This morning I was watching a video of a workout that a friend posted which consisted of multiple rounds of high rep complex movements. There was a few people doing burpees, and the ones that were still actually doing them (the others were completely exhausted and stopped) were flopping down, barely jumping backwards, spines all curved and loose and then had to modify their position through their hips and knees every single time to get back up.
This is a common theme in our industry and what most people pay for. It’s high impact, you feel exhausted when you’re done and for many people they love the group atmosphere and consider it fun.
Now here’s a fun little exercise for most of you: stand holding onto something, lift your leg straight up in front of you without bending your knee and try to get it to 90 degrees (most people won’t even be able to do that). Hold it there. Then rotate your foot out and in and see what happens. How long can you hold it up there for? I’d imagine it was seconds. And during those seconds the leg was shaking like a leaf or you had to lean over to compensate either in your trunk, neck, hip or all three.
In my opinion the way that strength work should be applied is under CONTROL. This means if you can’t control the way you’re moving – especially under loaded conditions – you probably shouldn’t be doing it. Athletes are an exception because they have to do it for their job more often than not and are highly trained to withstand the impact or have resources in place to minimize the damage.
For the average Johnny or Susie Q desk worker, this can have really awful consequences. People don’t actually have any strength, then participate in high impact, movement based heavily loaded (and yes, your body weighs a lot and is a load) exercise. Then they wonder why their joints break down and they deal with chronic ongoing situations like “my back hurts” or “I can’t move my neck today.”
Now before those people who love these workouts jump in with “it’s fun!” and “it motivates me.” I understand that. All I’m suggesting is potentially adding something into your routine that encourages more control over your movement so maybe instead of barely being able to hold your leg up in the air, you can hold it for a period of time. Then that joint might be able to generate more tension in its’ muscles – which means you get to DO MORE! And, have the added bonus that your body will be okay with it.

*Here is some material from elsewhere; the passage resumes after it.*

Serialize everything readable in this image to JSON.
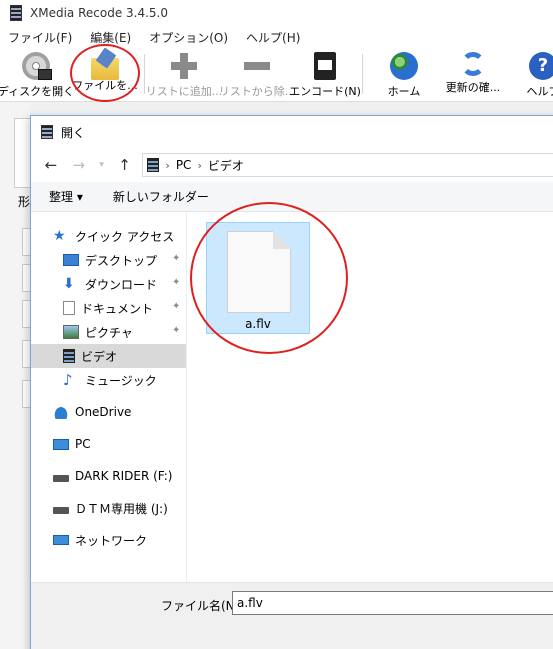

I can run through these exercises in about three minutes, and you can too once you learn how to do it properly. Three minutes daily isn’t a big investment but can reap long benefits over time.
If you’re one of these people who has had recurring injuries over and over but still wants to participate in activity you can, but at some point you have to acknowledge that maybe your approach needs to be adjusted because you’re constantly getting hurt. This is where establishing control can really help.
Can you improve movement by not moving? Of course you can. In fact, if you think about it by establishing control over NOT moving, you’ll be better off when you do move.
So what I’m encouraging all my followers and clients to do it become control freaks some of the time. Before you run into your next group fitness class or sport, take the time to establish some control over your joints and establish if they are likely to be there when you need them. This can be as simple as assessing your available range of motion and seeing how the muscles respond. You can even use it as a warmup for what you want to do.
If you find that your system isn’t responding well maybe you’re better off waiting to do high impact activity until you’re ready. This doesn’t mean don’t exercise, it means MODIFY OR CHANGE IT. This is something I do with clients all the time if they come in for a workout and I see there is something not working well. You can do it yourself too.
In the weeks to come I’ll be posting more videos about what I mean. Feel free to LIKE my Facebook page and follow me @strengthrehabottawa on Instagram. And you can reach out with questions and comments any time.
Be a freak! Let me know if you need help.